Every year, in June, when the Baylor University Medical Center gastroenterology trainees are preparing to strike out on their next medical endeavor, the staff plays a game.
The room is split in half, and it’s essentially slow-play Jeopardy. The moderator releases one medical fact at a time, until someone in the audience knows the disease or condition with which a patient is afflicted. The game, ostensibly, is a fun way to test the young doctors’ knowledge without putting them directly on the spot.
The moderator would begin: a 34 year-old woman. Pigmented spots on her body. Blushes easily.
Before any of the trainees—or the lifelong researchers, department heads, or medical association presidents, for that matter—could process the prompts, Dr. Rick Boland fires off his buzzer and rattles off some rare hereditary disease.
“He thinks very quickly,” says Dr. John Fordtran, Baylor’s former chief of internal medicine. “Rick is so quick. He’ll just hit that button. He’s hard to beat.”
“Rick was always the winner,” says Dr. Lawrence Schiller, a Baylor gastroenterologist. “It makes you chuckle, because he knows the answer before the question is done.”
It’s worth noting that Fordtran and Schiller are, respectively, the co-author of the gold standard gastroenterology textbook and the former president of the American College of Gastroenterology. These are not men who are easily impressed by medical acuity.
But Boland, widely recognized as one of the world’s leading researchers in genetic colon cancer, is worthy of their praise.
“He has contributed more to the understanding of the familial variety of cancers of the colon and rectum than anyone else,” wrote Dr. William Clifford Roberts in the medical journal BUMC Proceedings upon Boland’s arrival at the hospital in 2004. He continued, in a grand show of restraint: “…he is a tremendous addition to BUMC.”
And it all has to do with one man, returning from World War II with stage III colon carcinoma.
Clement Boland was 26 when he returned from Italy.
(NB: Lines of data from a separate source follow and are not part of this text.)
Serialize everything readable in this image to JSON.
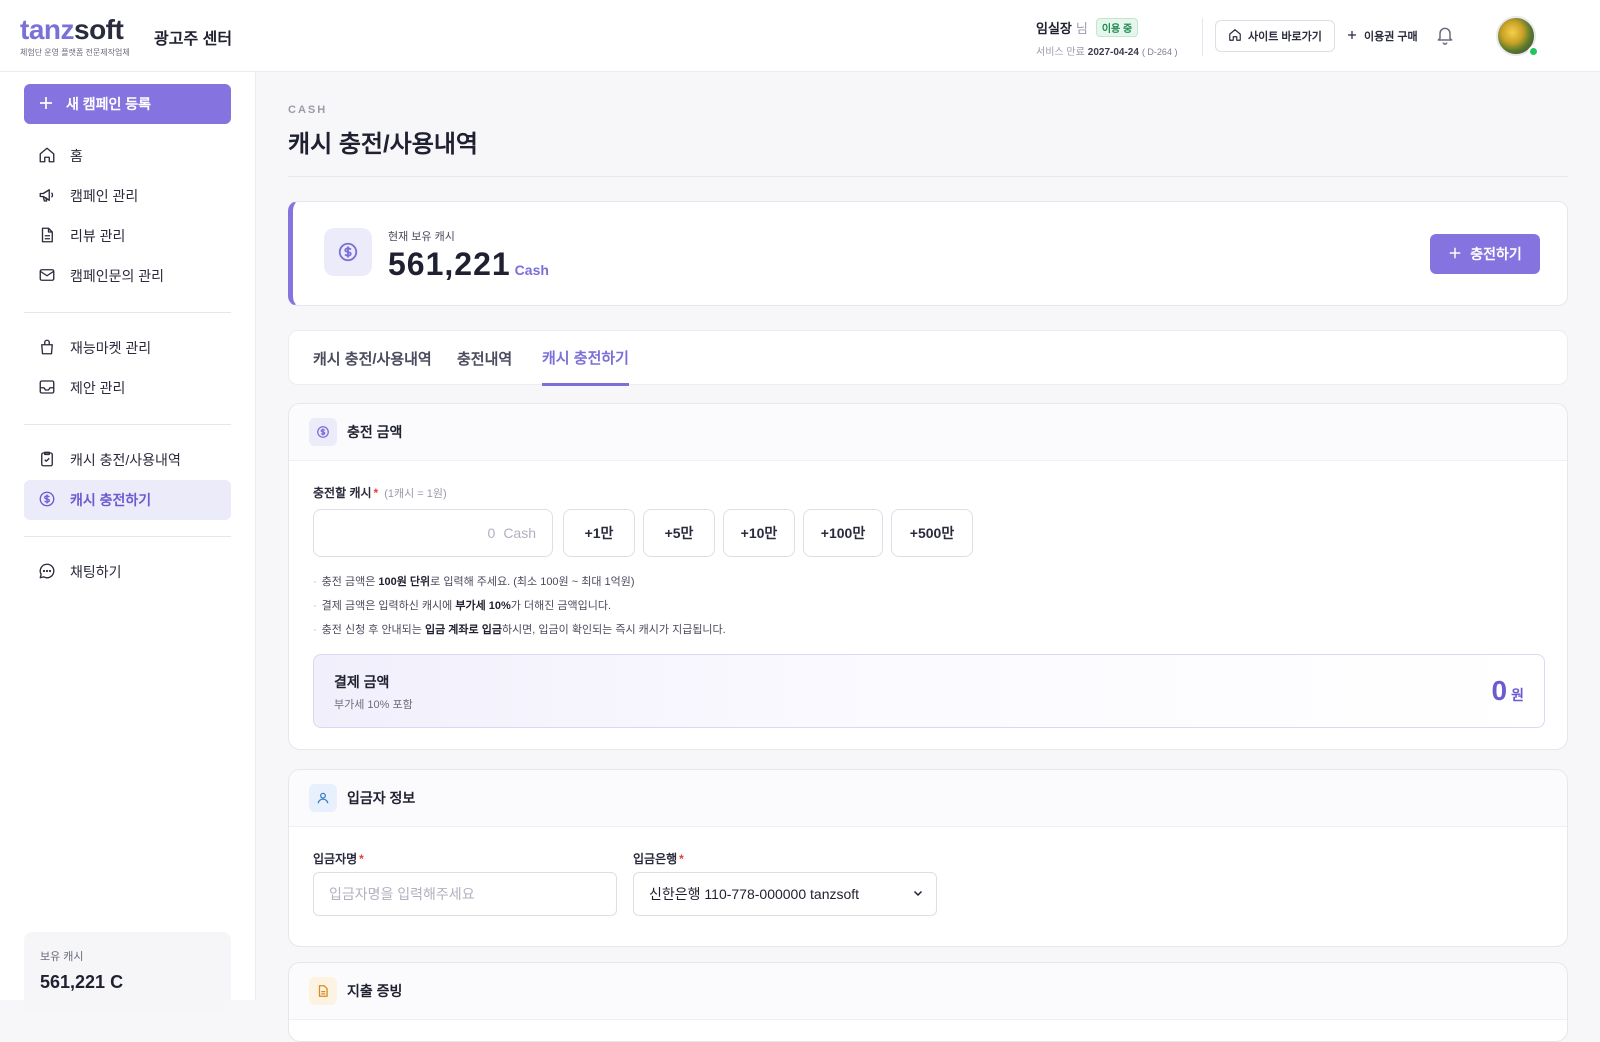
{
  "header": {
    "logo_part1": "tanz",
    "logo_part2": "soft",
    "logo_tagline": "체험단 운영 플랫폼 전문제작업체",
    "center_title": "광고주 센터",
    "user_name": "임실장",
    "user_suffix": "님",
    "status_badge": "이용 중",
    "expire_label": "서비스 만료",
    "expire_date": "2027-04-24",
    "expire_dday": "( D-264 )",
    "site_button": "사이트 바로가기",
    "buy_button": "이용권 구매"
  },
  "sidebar": {
    "new_campaign": "새 캠페인 등록",
    "items": [
      {
        "label": "홈"
      },
      {
        "label": "캠페인 관리"
      },
      {
        "label": "리뷰 관리"
      },
      {
        "label": "캠페인문의 관리"
      },
      {
        "label": "재능마켓 관리"
      },
      {
        "label": "제안 관리"
      },
      {
        "label": "캐시 충전/사용내역"
      },
      {
        "label": "캐시 충전하기"
      },
      {
        "label": "채팅하기"
      }
    ],
    "cash_label": "보유 캐시",
    "cash_value": "561,221 C"
  },
  "page": {
    "eyebrow": "CASH",
    "title": "캐시 충전/사용내역"
  },
  "balance": {
    "label": "현재 보유 캐시",
    "value": "561,221",
    "unit": "Cash",
    "charge_button": "충전하기"
  },
  "tabs": [
    {
      "label": "캐시 충전/사용내역"
    },
    {
      "label": "충전내역"
    },
    {
      "label": "캐시 충전하기"
    }
  ],
  "charge": {
    "section_title": "충전 금액",
    "field_label": "충전할 캐시",
    "field_hint": "(1캐시 = 1원)",
    "input_value": "0",
    "input_unit": "Cash",
    "quick_buttons": [
      "+1만",
      "+5만",
      "+10만",
      "+100만",
      "+500만"
    ],
    "notes": [
      {
        "pre": "충전 금액은 ",
        "bold": "100원 단위",
        "post": "로 입력해 주세요. (최소 100원 ~ 최대 1억원)"
      },
      {
        "pre": "결제 금액은 입력하신 캐시에 ",
        "bold": "부가세 10%",
        "post": "가 더해진 금액입니다."
      },
      {
        "pre": "충전 신청 후 안내되는 ",
        "bold": "입금 계좌로 입금",
        "post": "하시면, 입금이 확인되는 즉시 캐시가 지급됩니다."
      }
    ],
    "pay_title": "결제 금액",
    "pay_sub": "부가세 10% 포함",
    "pay_amount": "0",
    "pay_unit": "원"
  },
  "depositor": {
    "section_title": "입금자 정보",
    "name_label": "입금자명",
    "name_placeholder": "입금자명을 입력해주세요",
    "bank_label": "입금은행",
    "bank_value": "신한은행 110-778-000000 tanzsoft"
  },
  "receipt": {
    "section_title": "지출 증빙"
  },
  "colors": {
    "accent": "#8574e0",
    "accent_text": "#7b6fd8",
    "online": "#22c55e",
    "required": "#e23d3d"
  }
}
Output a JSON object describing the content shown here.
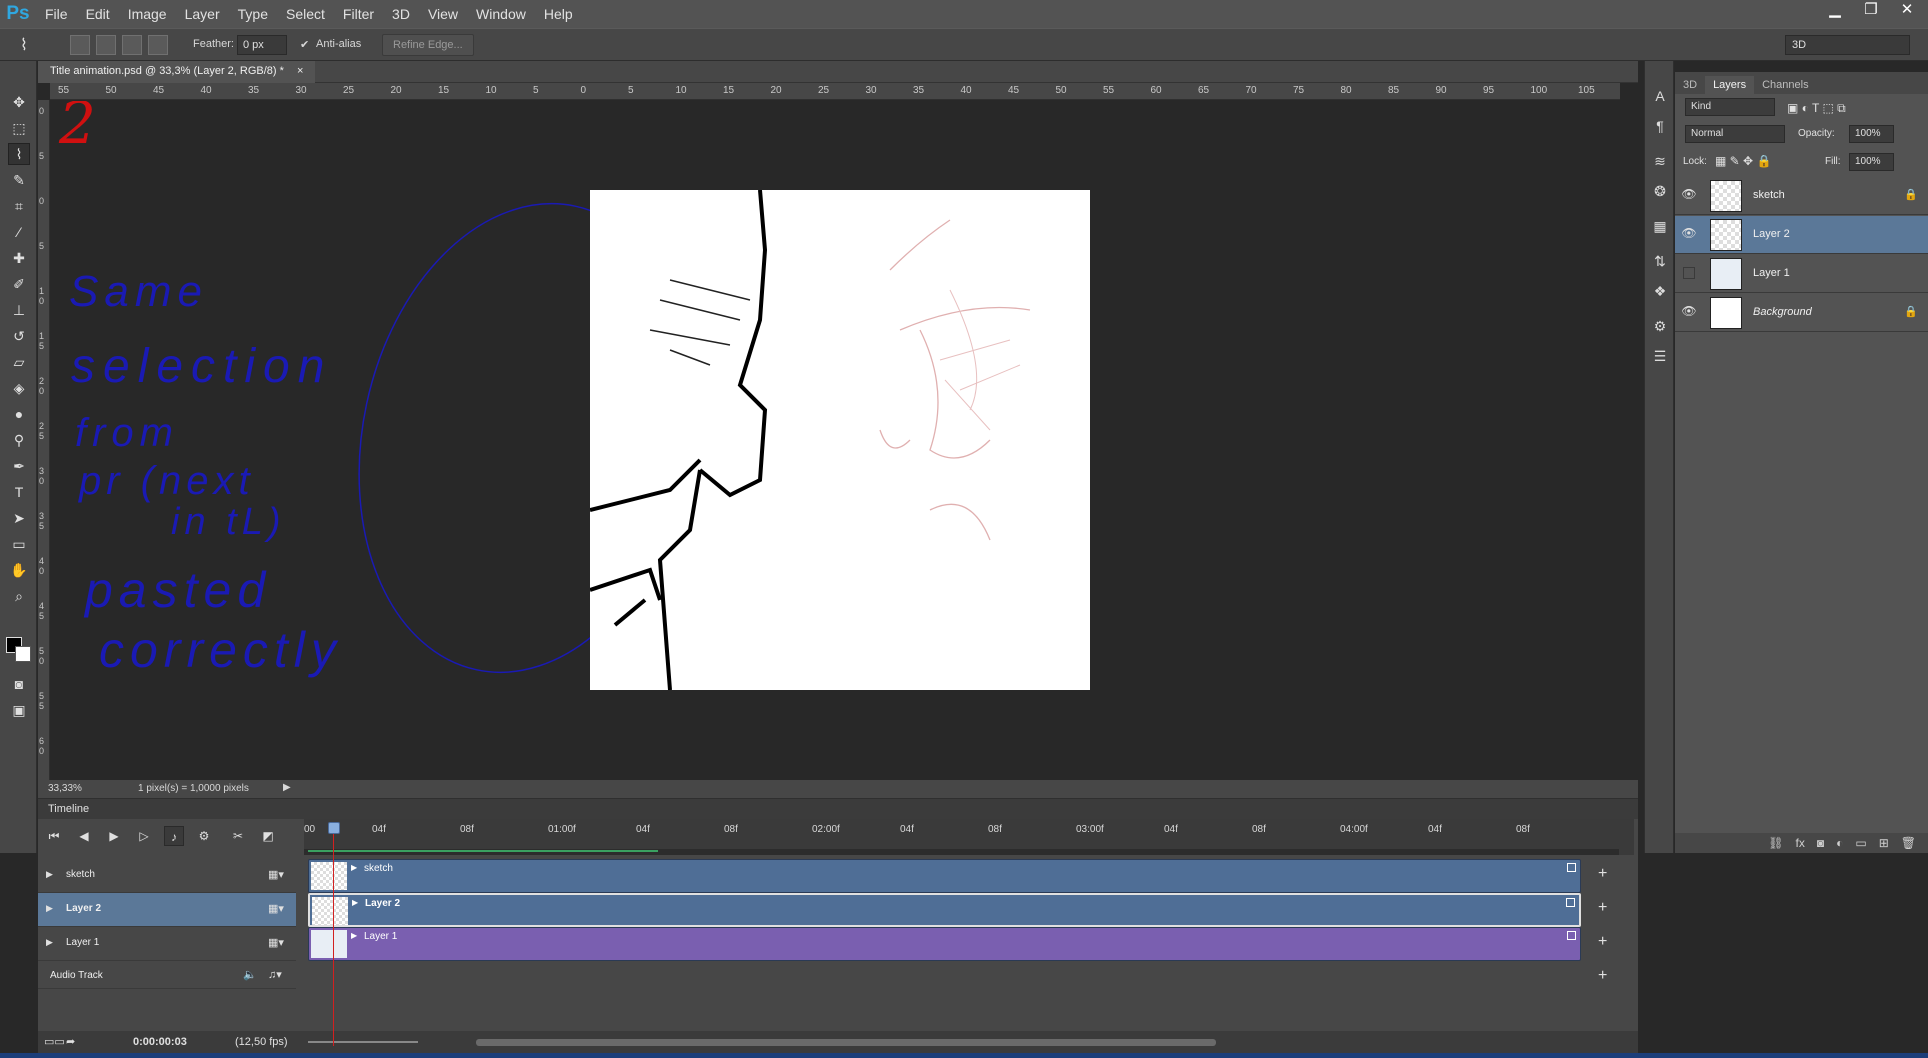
{
  "app": {
    "logo": "Ps"
  },
  "menu": [
    "File",
    "Edit",
    "Image",
    "Layer",
    "Type",
    "Select",
    "Filter",
    "3D",
    "View",
    "Window",
    "Help"
  ],
  "window_controls": {
    "minimize": "▁",
    "maximize": "❐",
    "close": "✕"
  },
  "options": {
    "feather_label": "Feather:",
    "feather_value": "0 px",
    "antialias_label": "Anti-alias",
    "antialias_checked": true,
    "refine_edge_label": "Refine Edge...",
    "workspace": "3D"
  },
  "document": {
    "tab_title": "Title animation.psd @ 33,3% (Layer 2, RGB/8) *",
    "close": "×"
  },
  "ruler_top": [
    "55",
    "50",
    "45",
    "40",
    "35",
    "30",
    "25",
    "20",
    "15",
    "10",
    "5",
    "0",
    "5",
    "10",
    "15",
    "20",
    "25",
    "30",
    "35",
    "40",
    "45",
    "50",
    "55",
    "60",
    "65",
    "70",
    "75",
    "80",
    "85",
    "90",
    "95",
    "100",
    "105"
  ],
  "ruler_left": [
    "0",
    "5",
    "0",
    "5",
    "1 0",
    "1 5",
    "2 0",
    "2 5",
    "3 0",
    "3 5",
    "4 0",
    "4 5",
    "5 0",
    "5 5",
    "6 0"
  ],
  "canvas_annotations": {
    "number": "2",
    "note_lines": [
      "Same",
      "selection",
      "from",
      "pr (next",
      "in tL)",
      "pasted",
      "correctly"
    ]
  },
  "status": {
    "zoom": "33,33%",
    "doc_info": "1 pixel(s) = 1,0000 pixels"
  },
  "panels": {
    "tabs": [
      "3D",
      "Layers",
      "Channels"
    ],
    "active_tab": "Layers",
    "kind_filter": "Kind",
    "blend_mode": "Normal",
    "opacity_label": "Opacity:",
    "opacity_value": "100%",
    "lock_label": "Lock:",
    "fill_label": "Fill:",
    "fill_value": "100%",
    "layers": [
      {
        "name": "sketch",
        "visible": true,
        "locked": true,
        "selected": false
      },
      {
        "name": "Layer 2",
        "visible": true,
        "locked": false,
        "selected": true
      },
      {
        "name": "Layer 1",
        "visible": false,
        "locked": false,
        "selected": false
      },
      {
        "name": "Background",
        "visible": true,
        "locked": true,
        "selected": false
      }
    ]
  },
  "timeline": {
    "title": "Timeline",
    "ruler": [
      "00",
      "04f",
      "08f",
      "01:00f",
      "04f",
      "08f",
      "02:00f",
      "04f",
      "08f",
      "03:00f",
      "04f",
      "08f",
      "04:00f",
      "04f",
      "08f"
    ],
    "tracks": [
      {
        "name": "sketch",
        "clip_label": "sketch",
        "color": "blue",
        "selected": false
      },
      {
        "name": "Layer 2",
        "clip_label": "Layer 2",
        "color": "blue",
        "selected": true
      },
      {
        "name": "Layer 1",
        "clip_label": "Layer 1",
        "color": "purple",
        "selected": false
      }
    ],
    "audio_track": "Audio Track",
    "current_time": "0:00:00:03",
    "fps": "(12,50 fps)"
  },
  "colors": {
    "accent": "#5b7898",
    "clip_blue": "#4f6e96",
    "clip_purple": "#7a5fb0",
    "playhead": "#d22020",
    "annotation_blue": "#1a1ab4",
    "annotation_red": "#d01010"
  }
}
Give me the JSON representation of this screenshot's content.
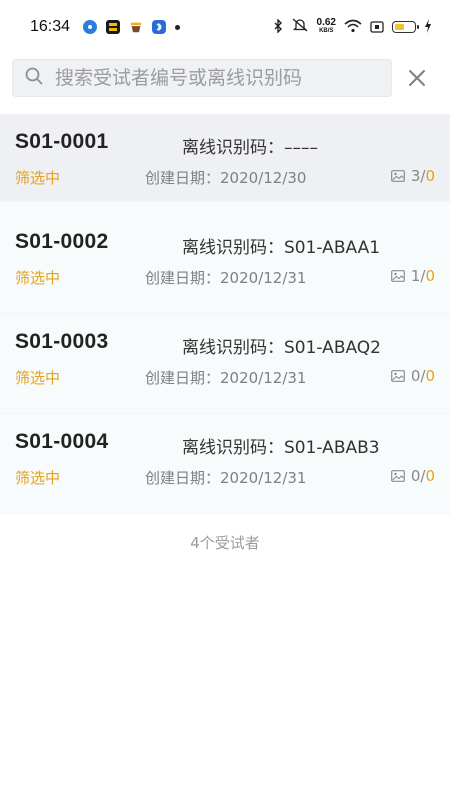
{
  "status_bar": {
    "time": "16:34",
    "app_icons": [
      "circle-app-icon",
      "so-app-icon",
      "cup-app-icon",
      "bluetooth-app-icon"
    ],
    "net_speed_value": "0.62",
    "net_speed_unit": "KB/S",
    "battery_color": "#f2c230"
  },
  "search": {
    "placeholder": "搜索受试者编号或离线识别码"
  },
  "subjects": [
    {
      "id": "S01-0001",
      "offline_label": "离线识别码：",
      "offline_code": "––––",
      "status": "筛选中",
      "created_label": "创建日期：",
      "created_date": "2020/12/30",
      "photos_done": "3",
      "photos_sep": "/",
      "photos_pending": "0"
    },
    {
      "id": "S01-0002",
      "offline_label": "离线识别码：",
      "offline_code": "S01-ABAA1",
      "status": "筛选中",
      "created_label": "创建日期：",
      "created_date": "2020/12/31",
      "photos_done": "1",
      "photos_sep": "/",
      "photos_pending": "0"
    },
    {
      "id": "S01-0003",
      "offline_label": "离线识别码：",
      "offline_code": "S01-ABAQ2",
      "status": "筛选中",
      "created_label": "创建日期：",
      "created_date": "2020/12/31",
      "photos_done": "0",
      "photos_sep": "/",
      "photos_pending": "0"
    },
    {
      "id": "S01-0004",
      "offline_label": "离线识别码：",
      "offline_code": "S01-ABAB3",
      "status": "筛选中",
      "created_label": "创建日期：",
      "created_date": "2020/12/31",
      "photos_done": "0",
      "photos_sep": "/",
      "photos_pending": "0"
    }
  ],
  "footer": {
    "count_text": "4个受试者"
  },
  "colors": {
    "status_accent": "#e5a21a",
    "selected_row_bg": "#eef0f4",
    "row_bg": "#f7fbfc"
  }
}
Forty pounds lighter than when he left, he was sent home from active duty with what military medics assumed was an ulcer. He was so gaunt that when his wife, Catherine, picked him up in New York City, she didn’t recognize him. He was too frail to rise from the stretcher on his own.
The two returned to Johnson City, New York, where Clem had a large cecal tumor removed. A pediatrician, he returned to work and got back to the business of raising his family. There was no chemotherapy at the time, and Clem refused radiation therapy. Had he received the treatment, Rick would have likely never been born the next year.
By the time he was five years old, Rick Boland realized he wanted to follow his father’s footsteps. Around the dinner table, Rick and his three siblings listened as their father regaled them with family tales and yarns of his life as a doctor. When he was 13, Rick’s father gave him a microscope and dissecting kit for Christmas. It’s the only Christmas he remembers exactly what he received.
In high school, advanced placement science classes piqued Boland’s interest in cells and biochemistry, and he eventually headed to Notre Dame to study pre-med. After college, he applied to medical school at Yale, and his father’s alma mater, Georgetown. He was accepted to both.
“Can the family afford to send me to Yale?” Rick asked his father.
“Well, yes,” Clem responded.
“May I go to Yale?” Rick asked.
His father agreed.
His favorite course was one where they would show a person with a disease: something commonplace, like diabetes, or something incredibly rare; so rare that the hospital didn’t even have a patient to display. Boland would rack his brain, then pounce on an answer.
This story appears in the D Magazine Medical Directory. Head here to finish it.